I'm learning Korean through comics. So everytime I read a chapter, I always make an extensive vocabulary list containing an English translation for each Korean word in that chapter.

My question is: Can I sell those vocabulary lists?

Can I advertise it like this:

"Buy this Vocabulary List for the First Chapter of Who Made Me A Princess"?

And a page of this Vocabulary list would be something like this:


Meaning of words in the first chapter of Who Made Me A Princess

Please, be aware that the same word can have different meanings in another contexts. The definitions chosen for this Vocabulary List fit the context of the first chapter of Who Made Me A Princess.
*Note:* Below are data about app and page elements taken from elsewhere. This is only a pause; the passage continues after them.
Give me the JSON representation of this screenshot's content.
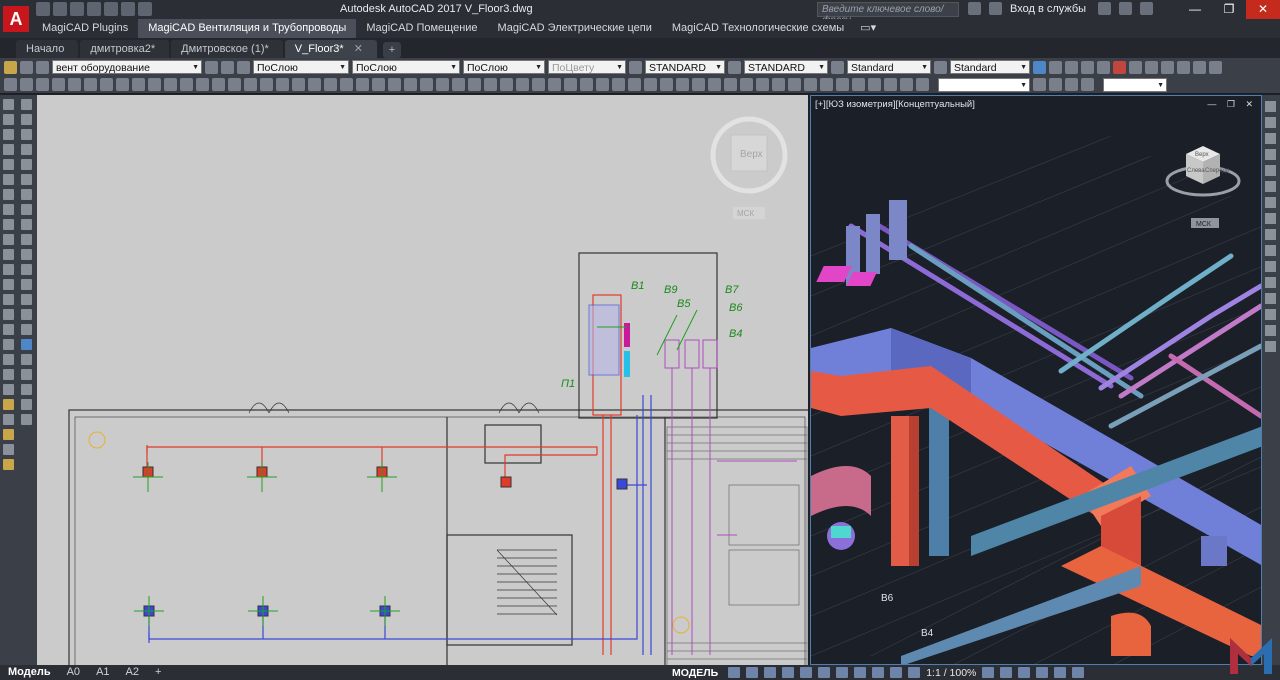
{
  "window": {
    "title": "Autodesk AutoCAD 2017    V_Floor3.dwg",
    "search_placeholder": "Введите ключевое слово/фразу",
    "signin_label": "Вход в службы"
  },
  "ribbon_tabs": [
    {
      "label": "MagiCAD Plugins"
    },
    {
      "label": "MagiCAD Вентиляция и Трубопроводы"
    },
    {
      "label": "MagiCAD Помещение"
    },
    {
      "label": "MagiCAD Электрические цепи"
    },
    {
      "label": "MagiCAD Технологические схемы"
    }
  ],
  "doc_tabs": [
    {
      "label": "Начало"
    },
    {
      "label": "дмитровка2*"
    },
    {
      "label": "Дмитровское (1)*"
    },
    {
      "label": "V_Floor3*"
    }
  ],
  "toolbar": {
    "layer": "вент оборудование",
    "color": "ПоСлою",
    "linetype": "ПоСлою",
    "lineweight": "ПоСлою",
    "plotstyle": "ПоЦвету",
    "text_style": "STANDARD",
    "dim_style": "STANDARD",
    "table_style": "Standard",
    "mleader_style": "Standard"
  },
  "plan": {
    "viewcube_face": "Верх",
    "ucs_label": "МСК",
    "labels": {
      "p1": "П1",
      "v1": "В1",
      "v4": "В4",
      "v5": "В5",
      "v6": "В6",
      "v7": "В7",
      "v9": "В9"
    }
  },
  "iso": {
    "viewport_label": "[+][ЮЗ изометрия][Концептуальный]",
    "ucs_label": "МСК",
    "labels": {
      "v4": "В4",
      "v6": "В6"
    },
    "cube_faces": {
      "top": "Верх",
      "left": "Слева",
      "front": "Спереди"
    }
  },
  "layouts": [
    {
      "label": "Модель"
    },
    {
      "label": "A0"
    },
    {
      "label": "A1"
    },
    {
      "label": "A2"
    }
  ],
  "status": {
    "mode": "МОДЕЛЬ",
    "scale": "1:1 / 100%"
  },
  "colors": {
    "supply_duct": "#e45a45",
    "exhaust_duct": "#7a7fe0",
    "pipe": "#6fb0c8",
    "magenta": "#e246c8",
    "green_text": "#1a9a1a"
  }
}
  • 내 - my or mine (informal. Short form of ‘나의‘)
  • 넘저는 - man
    • 넘 - male
    • 저 - person
    • 는 - * (a Topic Marker. Please see the Grammar Section to understand its usage)
  • 눈앞의 - in front of
    • 눈 - eyes
    • 앞 - in front
    • 의 - of (a Possessive Particle like 's)

I'll be just listing words and their meanings. Not full sentences. And the words of all sentences will be arranged in a alphabetical order. Without an actual copy of the that chapter of that specific comic, it would be impossible to know what the chapter is about.

My customers would always need to adquire the chapter from the author in the original language to benefit from my Vocabulary List.

Wouldn't it be fine to sell those Vocabulary Lists this way?

3
  • 1
    Please edit the question to limit it to a specific problem with enough detail to identify an adequate answer.
    – Community Bot
    Feb 14 at 18:17
  • 2
    This is a very specific problem with a very specific question: Can I sell those vocabulary lists or not? I've even gave an example of how this Vocabulary List would look like. There's nothing to be edited.
    – A person
    Feb 14 at 18:26
  • However, you do tell us that you want to do something and ask if that is legal - that is asking for specific legal advice. That however is not allowed on the stack.
    – Trish
    Feb 14 at 20:34

1 Answer 1

1

The same principles as for word frequency lists should apply here. The set of words in a copyrighted work is a fact, not itself a copyrightable work.

As long as you write your own definitions and you comply with the laws around nominative use of trademarks (i.e. make it clear enough that your product is not from the makers of Who Made Me a Princess), I can't see what your problem would be.

That isn't to say that the people who own the original work won't send you angry letters or send your hosting services DMCA requests or the local equivalent.

You must log in to answer this question.

Not the answer you're looking for? Browse other questions tagged .